* _Exercise data_:

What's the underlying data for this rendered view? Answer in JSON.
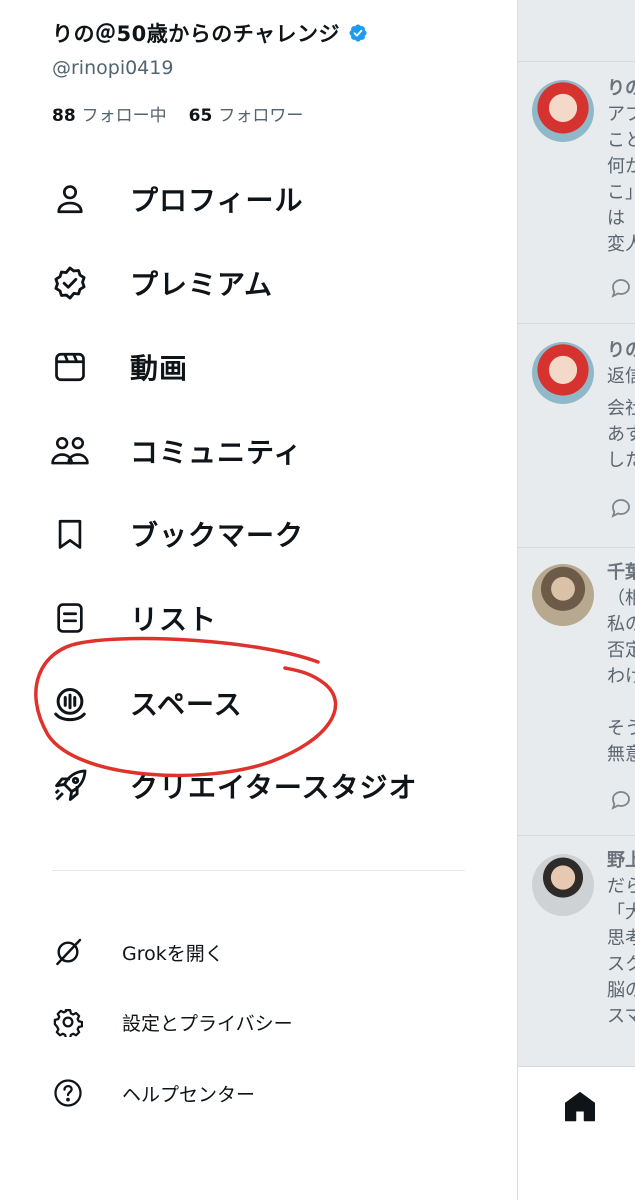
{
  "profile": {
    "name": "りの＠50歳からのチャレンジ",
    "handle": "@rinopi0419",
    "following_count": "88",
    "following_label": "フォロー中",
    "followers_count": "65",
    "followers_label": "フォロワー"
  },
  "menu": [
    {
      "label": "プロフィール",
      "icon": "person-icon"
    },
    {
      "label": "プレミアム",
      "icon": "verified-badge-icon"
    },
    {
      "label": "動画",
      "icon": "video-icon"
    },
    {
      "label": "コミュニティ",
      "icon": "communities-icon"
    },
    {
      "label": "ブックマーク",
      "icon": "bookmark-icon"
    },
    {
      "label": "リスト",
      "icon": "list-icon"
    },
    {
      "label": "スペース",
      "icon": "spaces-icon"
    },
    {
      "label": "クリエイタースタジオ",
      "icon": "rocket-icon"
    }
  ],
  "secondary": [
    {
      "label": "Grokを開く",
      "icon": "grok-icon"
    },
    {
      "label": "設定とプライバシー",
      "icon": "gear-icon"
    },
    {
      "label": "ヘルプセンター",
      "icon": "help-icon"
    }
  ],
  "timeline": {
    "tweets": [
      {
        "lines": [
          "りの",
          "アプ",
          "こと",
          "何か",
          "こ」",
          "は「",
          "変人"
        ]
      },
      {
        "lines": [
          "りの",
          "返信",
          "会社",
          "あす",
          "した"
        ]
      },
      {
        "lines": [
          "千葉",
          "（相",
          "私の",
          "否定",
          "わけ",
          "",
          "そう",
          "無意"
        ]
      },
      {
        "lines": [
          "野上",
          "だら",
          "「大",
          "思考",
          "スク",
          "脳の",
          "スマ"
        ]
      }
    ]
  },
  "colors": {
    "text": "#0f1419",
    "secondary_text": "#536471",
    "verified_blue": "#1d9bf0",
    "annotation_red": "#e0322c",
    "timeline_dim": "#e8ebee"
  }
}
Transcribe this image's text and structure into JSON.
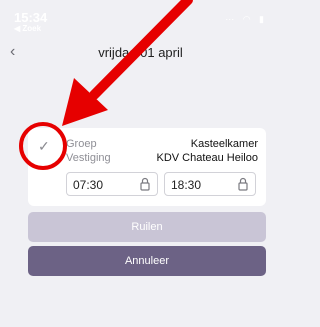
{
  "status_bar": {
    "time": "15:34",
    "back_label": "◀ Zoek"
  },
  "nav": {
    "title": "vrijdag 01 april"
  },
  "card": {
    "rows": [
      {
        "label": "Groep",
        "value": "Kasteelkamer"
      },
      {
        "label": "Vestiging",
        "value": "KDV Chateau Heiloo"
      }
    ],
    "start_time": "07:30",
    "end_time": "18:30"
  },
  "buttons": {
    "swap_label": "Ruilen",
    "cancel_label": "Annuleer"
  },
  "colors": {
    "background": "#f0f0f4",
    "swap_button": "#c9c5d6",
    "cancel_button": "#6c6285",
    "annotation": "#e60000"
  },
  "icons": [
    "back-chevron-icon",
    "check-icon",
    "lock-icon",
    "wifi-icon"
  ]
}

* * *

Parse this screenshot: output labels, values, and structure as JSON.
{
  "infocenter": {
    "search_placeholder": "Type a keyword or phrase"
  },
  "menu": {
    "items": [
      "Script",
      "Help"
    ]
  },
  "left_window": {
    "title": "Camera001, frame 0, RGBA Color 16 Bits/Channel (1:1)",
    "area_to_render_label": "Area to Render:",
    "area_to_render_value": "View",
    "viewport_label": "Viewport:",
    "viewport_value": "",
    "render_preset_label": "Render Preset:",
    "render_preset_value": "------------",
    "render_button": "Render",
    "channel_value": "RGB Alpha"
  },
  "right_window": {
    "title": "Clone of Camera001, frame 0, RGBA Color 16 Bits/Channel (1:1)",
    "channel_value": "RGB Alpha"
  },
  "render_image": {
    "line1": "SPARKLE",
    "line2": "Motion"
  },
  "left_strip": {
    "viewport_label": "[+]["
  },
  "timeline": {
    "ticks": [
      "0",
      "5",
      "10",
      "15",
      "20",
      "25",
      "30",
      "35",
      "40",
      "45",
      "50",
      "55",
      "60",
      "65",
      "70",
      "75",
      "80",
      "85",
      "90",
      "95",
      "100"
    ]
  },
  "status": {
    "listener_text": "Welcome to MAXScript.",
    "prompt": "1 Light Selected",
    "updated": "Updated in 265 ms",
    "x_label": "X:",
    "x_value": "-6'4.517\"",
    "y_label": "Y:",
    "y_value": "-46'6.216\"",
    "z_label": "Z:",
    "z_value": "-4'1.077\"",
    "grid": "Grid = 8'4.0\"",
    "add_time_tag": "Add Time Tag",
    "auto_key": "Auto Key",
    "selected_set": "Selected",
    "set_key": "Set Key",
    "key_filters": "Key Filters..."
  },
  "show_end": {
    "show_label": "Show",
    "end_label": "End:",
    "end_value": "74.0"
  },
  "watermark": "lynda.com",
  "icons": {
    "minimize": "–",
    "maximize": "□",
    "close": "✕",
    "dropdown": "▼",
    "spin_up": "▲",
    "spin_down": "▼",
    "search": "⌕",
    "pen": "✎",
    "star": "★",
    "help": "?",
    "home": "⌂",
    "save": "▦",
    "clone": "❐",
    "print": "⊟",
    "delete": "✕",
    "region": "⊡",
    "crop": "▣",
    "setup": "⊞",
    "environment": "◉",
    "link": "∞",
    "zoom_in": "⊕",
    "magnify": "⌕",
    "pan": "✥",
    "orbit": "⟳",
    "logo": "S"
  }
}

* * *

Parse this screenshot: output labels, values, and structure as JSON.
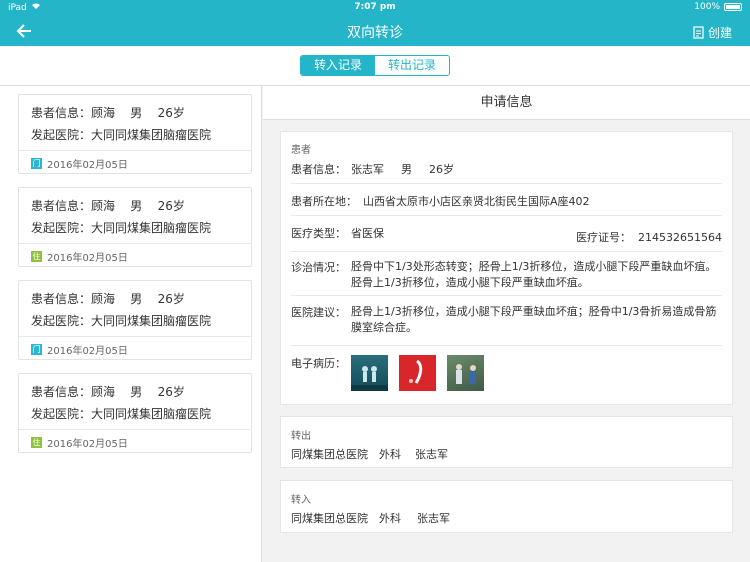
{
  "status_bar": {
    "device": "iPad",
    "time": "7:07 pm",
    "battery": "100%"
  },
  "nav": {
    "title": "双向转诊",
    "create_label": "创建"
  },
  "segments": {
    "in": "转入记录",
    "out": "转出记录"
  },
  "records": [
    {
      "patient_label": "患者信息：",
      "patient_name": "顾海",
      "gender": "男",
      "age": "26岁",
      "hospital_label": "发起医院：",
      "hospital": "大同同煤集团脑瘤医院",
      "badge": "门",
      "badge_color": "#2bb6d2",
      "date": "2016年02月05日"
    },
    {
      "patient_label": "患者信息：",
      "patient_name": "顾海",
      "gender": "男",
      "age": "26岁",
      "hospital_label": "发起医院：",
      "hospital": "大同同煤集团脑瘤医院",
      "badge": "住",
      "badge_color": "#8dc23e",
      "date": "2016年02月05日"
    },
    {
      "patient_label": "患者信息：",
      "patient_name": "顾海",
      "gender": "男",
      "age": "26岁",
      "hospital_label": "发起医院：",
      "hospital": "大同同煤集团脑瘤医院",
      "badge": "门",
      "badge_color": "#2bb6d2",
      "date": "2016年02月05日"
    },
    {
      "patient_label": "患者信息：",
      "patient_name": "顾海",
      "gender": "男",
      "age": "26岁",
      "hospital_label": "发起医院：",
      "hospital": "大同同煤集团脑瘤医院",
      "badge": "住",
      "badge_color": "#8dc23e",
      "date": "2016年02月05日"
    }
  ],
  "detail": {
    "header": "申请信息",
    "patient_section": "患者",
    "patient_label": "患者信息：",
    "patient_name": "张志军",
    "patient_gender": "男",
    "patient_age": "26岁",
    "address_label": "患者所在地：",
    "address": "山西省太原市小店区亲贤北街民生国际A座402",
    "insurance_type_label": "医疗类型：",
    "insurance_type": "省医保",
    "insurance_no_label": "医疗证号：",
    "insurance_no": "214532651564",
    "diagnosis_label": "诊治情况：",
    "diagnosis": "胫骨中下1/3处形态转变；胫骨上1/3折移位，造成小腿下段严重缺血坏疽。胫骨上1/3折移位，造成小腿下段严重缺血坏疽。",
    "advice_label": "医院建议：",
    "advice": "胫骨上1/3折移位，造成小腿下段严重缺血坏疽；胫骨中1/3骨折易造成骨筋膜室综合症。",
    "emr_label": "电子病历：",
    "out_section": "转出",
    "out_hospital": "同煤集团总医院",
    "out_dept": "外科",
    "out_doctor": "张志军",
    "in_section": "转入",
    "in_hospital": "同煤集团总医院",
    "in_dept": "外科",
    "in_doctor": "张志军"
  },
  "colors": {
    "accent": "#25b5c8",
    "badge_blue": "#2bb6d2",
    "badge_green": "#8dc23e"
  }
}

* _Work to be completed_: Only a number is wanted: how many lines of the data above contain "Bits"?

* _Finished exercise_: 2